I couldn’t tell which message from the Mail progress bar or the crash log, but given the mention of “xls” in the crash log, I started to suspect that it was an e-mail with Excel files attached to it. And sure enough, by sorting the e-mails by size in the Finder and using Quick Look to view the contents of the biggest ones, I was able to locate precisely one such message, with two Excel files in it:
I proceeded to remove the offending message manually from the mailbox folder, and tried to reimport the mailbox folder without it. And it worked!
Finally, I quit Mail again, trashed the “Envelope Index” file again, and relaunched Mail, once again triggering the reimport process, but this time with my dad’s mailbox not containing the offending message.
And it worked! Mail managed to go through the entire process of importing over 100,000 messages without crashing.
So that is the solution of this particular mystery. Apparently, there was something in that message with the two Excel files attached that Mail really didn’t like.

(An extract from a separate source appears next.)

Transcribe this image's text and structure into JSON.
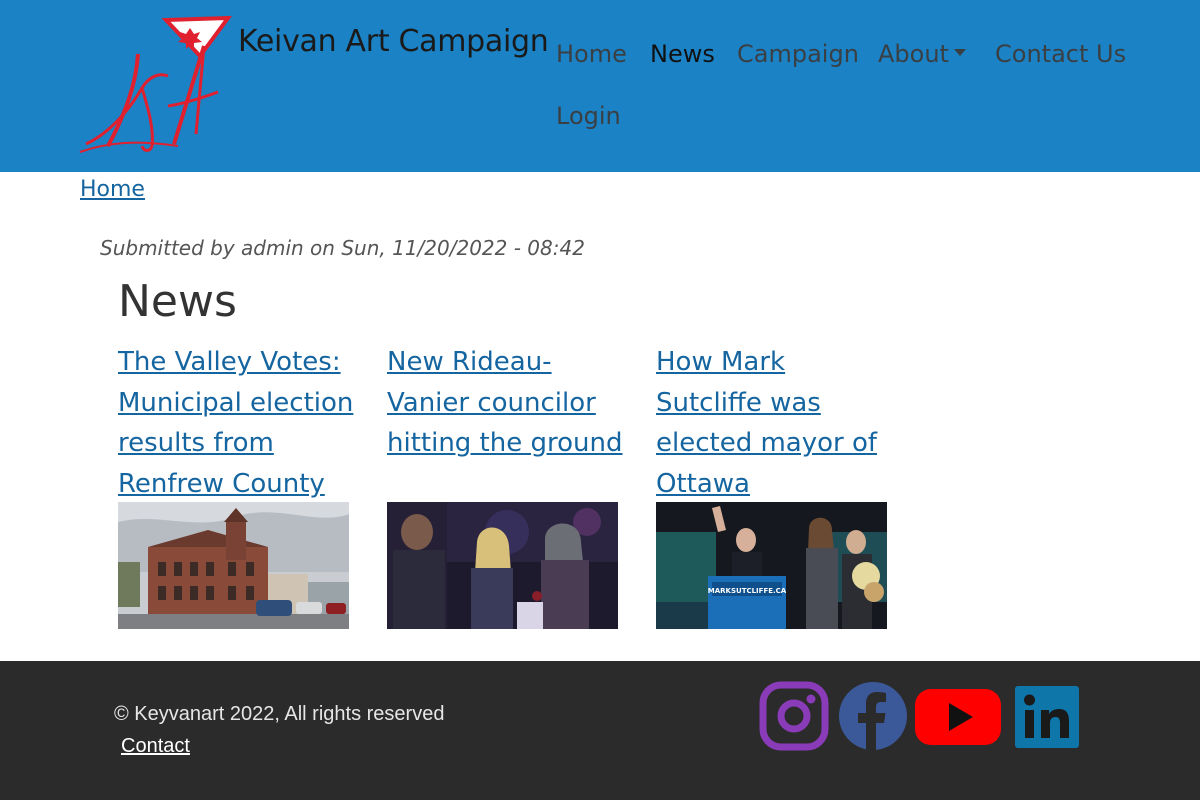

I will send the offending e-mail with a bug report to Apple, and maybe they can figure out what causes the problem in this particular case (although I doubt that an isolated problem such as this one will register on their radar…).
I can’t help but find it a bit ironic that Microsoft files are able to give me grief even when I am not using Microsoft products. But that might be a bit unfair; it might just be a coincidence.
Still, it confirms me in my habit of removing attachments from e-mail messages before archiving them. I didn’t remove them in this particular case because it was a couple of files that my dad had asked me to hold on to for a while, until he was sure he had safe copies at home on his own system. At the time, I filed the message away with the attachments and then of course forgot about it. I guess I’ll have to try and be even more religious about removing attachments in the future.
(It also does not help that Mail’s “” feature is still so badly flawed, which this stupid behaviour of deselecting the message after its attachment has been removed and selecting the next one in the list—or nothing if it’s the last one in the list. I am sure they consider this a “feature,” but I find it a royal pain to have to reselect the message after removing its attachments just to be able to file it away…)